The first feature that strikes you is the Thomas Heatherwick designed glasshouses which sprout from the old red brick mill building. Lapped by the water of the Test their organic, flowing shapes fit perfectly in the landscape.They are also warmed by heat produced during the distillation process, add to their green credentials.
The tour is cleverly delivered through audio guides strategically placed on benches and in the walls of the buildings. By touching your interactive map (rather like an Oyster card) against the listening points you can hear Thomas Heatherwick and workers at the distillery talk about its history and workings.There is also a display of designer glassware which has been entered in the company’s annual glass design competition. Thomas Heatherwick won one year which is how he came to be involved in the glasshouse construction. We also enjoyed reading about the history of gin and why it’s known as dry gin (it was a term introduced when they stopped sweetening it with sugar). The historical info also proved useful a couple of days later when we could answer a question on University Challenge about Hogarth’s famous cartoon condemning gin and praising the virtues of beer. You learn something new every day!
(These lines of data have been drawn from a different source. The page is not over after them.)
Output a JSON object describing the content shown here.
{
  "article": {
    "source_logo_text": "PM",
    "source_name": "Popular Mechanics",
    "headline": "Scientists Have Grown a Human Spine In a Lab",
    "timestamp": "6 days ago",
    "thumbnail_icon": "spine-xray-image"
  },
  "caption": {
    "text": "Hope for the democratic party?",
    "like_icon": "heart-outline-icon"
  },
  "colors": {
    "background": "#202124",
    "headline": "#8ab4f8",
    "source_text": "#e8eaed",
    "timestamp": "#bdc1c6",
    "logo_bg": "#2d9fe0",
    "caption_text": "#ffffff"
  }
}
The tour then takes you into the glasshouses, where your senses are assailed by the aromatic botanicals that give Bombay Sapphire gin its distinctive taste. The perfume is intense and evocative of summer hols in the Mediterranean. Lovely. It’s then off to the Botanicals room for an orgy of sniffing. There are 22 glass jars, each one containing the scent of a different botanical – from light citrussy lemon and coriander to the more earthy liqourice and orris root. Once you’ve decided which smells give you the most olfactory satisfaction you punch holes in a special scent map. As the sense of smell has a lot to do with how we taste, they use this information at the end of the tour to suggest which complimentary gin cocktail to try. It’s interesting to find out how some smells are loved by you and loathed by others.
We were finally given an entertaining tour of the Dakin Still House to find out about the unique Vapour Infusion distillation process and why some members of staff have to miss the Christmas party. It’s all to do with a secret recipe! I wholeheartedly recommend a visit to Bombay Sapphire Distillery. You can also learn how to mix the perfect cocktail at gin masterclasses. Maybe next time….